Filmmaker Lee explores the intellectual and humourous sides of Goodman with a lot of gusto. He was a weighty figure in the counterculture of the 1960s. He was a political radical, openly bisexual, outspoken and unafraid of a good verbal sparring match, even called the ‘guru of the New Left.’ It was his book, Growing Up Absurd, that would provide an early but seminal, decisive and insightful look at juvenile delinquency, the disaffected youth of contemporary western society.
This is a loving portrait, one that definitely made me want to learn more about this person who I never knew about previously.
Directed by Suzanne Chisholm and Michael Parfit
Screens at noon on Sunday at the Art Gallery of Alberta
Ryan Reynolds narrates this charming, delightful true story of a killer whale named Luna. The young orca was alone in the wild. It somehow lost its family and just wanted to have a few friends so it approached the residents of Nootka Sound, a narrow stretch of sea between mountains in British Columbia.
This isn’t just a story about being social; it’s about the need for contact. Orcas who get separated usually perish.

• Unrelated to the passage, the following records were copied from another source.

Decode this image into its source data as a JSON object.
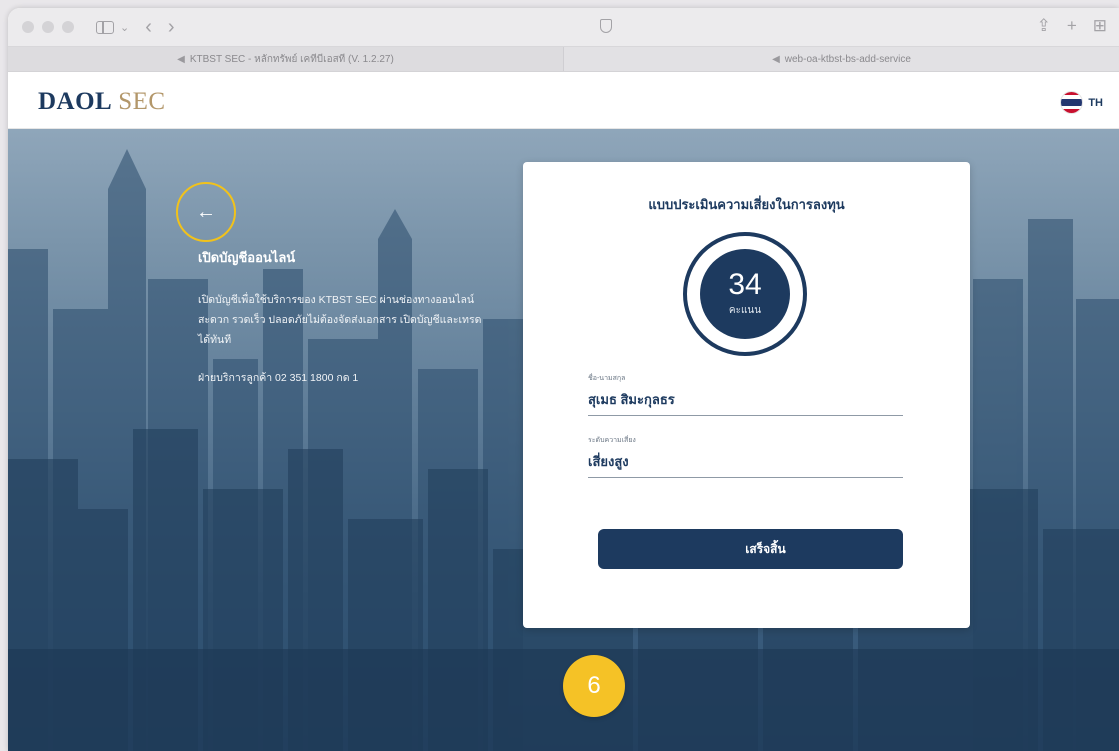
{
  "browser": {
    "tabs": [
      {
        "label": "KTBST SEC - หลักทรัพย์ เคทีบีเอสที (V. 1.2.27)",
        "active": true
      },
      {
        "label": "web-oa-ktbst-bs-add-service",
        "active": false
      }
    ]
  },
  "header": {
    "logo_primary": "DAOL",
    "logo_secondary": "SEC",
    "language": "TH"
  },
  "intro": {
    "back_icon": "arrow-left-icon",
    "title": "เปิดบัญชีออนไลน์",
    "description": "เปิดบัญชีเพื่อใช้บริการของ KTBST SEC ผ่านช่องทางออนไลน์ สะดวก รวดเร็ว ปลอดภัยไม่ต้องจัดส่งเอกสาร เปิดบัญชีและเทรดได้ทันที",
    "hotline": "ฝ่ายบริการลูกค้า 02 351 1800 กด 1"
  },
  "card": {
    "title": "แบบประเมินความเสี่ยงในการลงทุน",
    "score": "34",
    "score_unit": "คะแนน",
    "fields": [
      {
        "label": "ชื่อ-นามสกุล",
        "value": "สุเมธ สิมะกุลธร"
      },
      {
        "label": "ระดับความเสี่ยง",
        "value": "เสี่ยงสูง"
      }
    ],
    "submit_label": "เสร็จสิ้น"
  },
  "step_badge": "6",
  "colors": {
    "brand_navy": "#1d3a5f",
    "brand_gold": "#b3976a",
    "highlight_yellow": "#f5c226"
  }
}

The Whale isn’t necessarily a message movie, one that is meant to inspire you to warm, spiritual feelings; however, it does that easily. You could simply watch this movie and bathe in the sheer beauty of nature in all its splendour: the ocean, the wildlife and the world in general.